INPUT
★ ★ ★ ★

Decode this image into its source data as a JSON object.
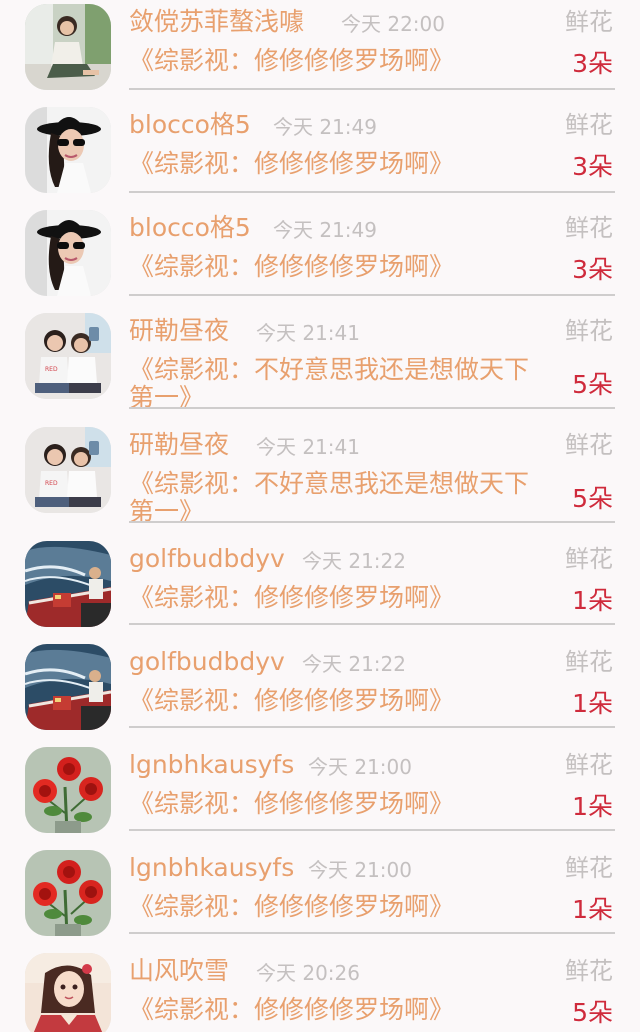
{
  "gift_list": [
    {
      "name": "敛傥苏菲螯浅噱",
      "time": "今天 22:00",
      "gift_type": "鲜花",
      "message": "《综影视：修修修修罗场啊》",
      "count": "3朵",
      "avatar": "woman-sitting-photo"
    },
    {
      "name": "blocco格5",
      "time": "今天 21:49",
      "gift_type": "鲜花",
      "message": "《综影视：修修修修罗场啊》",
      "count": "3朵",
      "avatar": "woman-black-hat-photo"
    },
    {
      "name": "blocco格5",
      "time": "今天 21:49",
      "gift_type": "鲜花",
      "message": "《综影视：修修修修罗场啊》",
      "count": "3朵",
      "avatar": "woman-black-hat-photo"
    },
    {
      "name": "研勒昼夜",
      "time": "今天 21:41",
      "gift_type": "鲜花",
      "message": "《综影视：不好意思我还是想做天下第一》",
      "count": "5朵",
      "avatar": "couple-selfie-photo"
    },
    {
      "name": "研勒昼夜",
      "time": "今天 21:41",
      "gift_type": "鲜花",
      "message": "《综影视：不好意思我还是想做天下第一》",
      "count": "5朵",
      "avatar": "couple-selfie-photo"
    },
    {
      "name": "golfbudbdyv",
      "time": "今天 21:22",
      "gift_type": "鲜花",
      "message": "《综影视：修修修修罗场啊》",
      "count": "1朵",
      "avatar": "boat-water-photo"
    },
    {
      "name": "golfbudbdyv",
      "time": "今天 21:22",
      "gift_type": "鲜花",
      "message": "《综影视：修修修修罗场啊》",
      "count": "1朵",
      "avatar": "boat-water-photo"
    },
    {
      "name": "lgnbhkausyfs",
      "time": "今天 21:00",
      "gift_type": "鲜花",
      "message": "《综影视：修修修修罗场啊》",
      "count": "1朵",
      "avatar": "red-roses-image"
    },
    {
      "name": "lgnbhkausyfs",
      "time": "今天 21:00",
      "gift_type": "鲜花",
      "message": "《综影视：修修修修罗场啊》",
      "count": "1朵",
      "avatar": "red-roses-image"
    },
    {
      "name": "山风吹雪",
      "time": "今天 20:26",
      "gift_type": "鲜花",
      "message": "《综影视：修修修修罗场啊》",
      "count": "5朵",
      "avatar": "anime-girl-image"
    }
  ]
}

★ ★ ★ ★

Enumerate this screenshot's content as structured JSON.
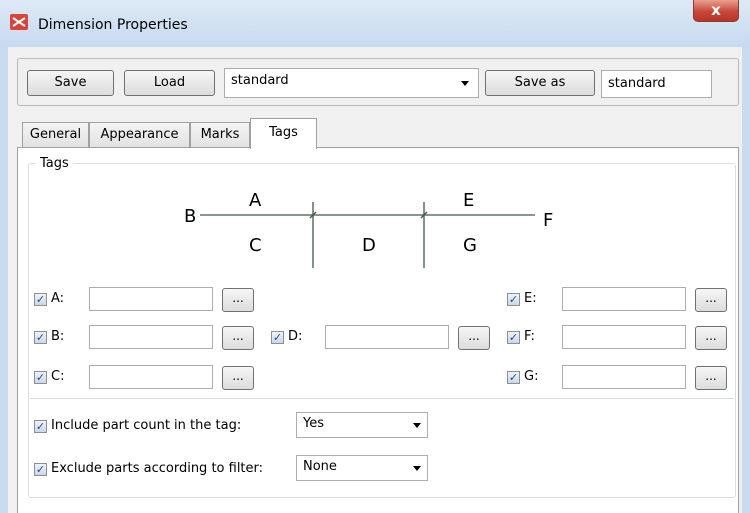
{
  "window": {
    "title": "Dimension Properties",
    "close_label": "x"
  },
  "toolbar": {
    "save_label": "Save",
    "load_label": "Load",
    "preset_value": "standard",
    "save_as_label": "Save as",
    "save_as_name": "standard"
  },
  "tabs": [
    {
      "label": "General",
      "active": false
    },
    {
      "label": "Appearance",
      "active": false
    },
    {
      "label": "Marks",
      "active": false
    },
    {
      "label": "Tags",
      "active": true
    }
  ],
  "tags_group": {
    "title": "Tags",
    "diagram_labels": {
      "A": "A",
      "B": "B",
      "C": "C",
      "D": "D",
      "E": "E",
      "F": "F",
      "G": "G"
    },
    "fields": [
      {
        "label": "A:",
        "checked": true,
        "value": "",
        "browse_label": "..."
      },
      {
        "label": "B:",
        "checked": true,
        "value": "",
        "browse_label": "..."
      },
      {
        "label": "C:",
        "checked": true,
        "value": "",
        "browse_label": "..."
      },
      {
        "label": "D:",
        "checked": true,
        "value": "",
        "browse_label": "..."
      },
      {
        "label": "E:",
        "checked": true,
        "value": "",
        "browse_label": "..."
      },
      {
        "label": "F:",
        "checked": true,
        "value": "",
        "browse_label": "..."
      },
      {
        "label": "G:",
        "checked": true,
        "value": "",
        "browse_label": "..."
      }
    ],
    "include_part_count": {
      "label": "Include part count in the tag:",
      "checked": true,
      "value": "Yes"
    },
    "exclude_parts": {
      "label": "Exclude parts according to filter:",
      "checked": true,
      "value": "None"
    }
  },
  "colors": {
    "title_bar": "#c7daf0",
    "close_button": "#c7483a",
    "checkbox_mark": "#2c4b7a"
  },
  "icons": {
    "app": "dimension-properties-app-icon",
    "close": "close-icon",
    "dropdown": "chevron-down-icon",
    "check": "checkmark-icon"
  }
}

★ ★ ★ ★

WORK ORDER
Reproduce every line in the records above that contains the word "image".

TASK ANSWER
Decode this image into its source data as a JSON object.
      "avatar": "red-roses-image"
      "avatar": "red-roses-image"
      "avatar": "anime-girl-image"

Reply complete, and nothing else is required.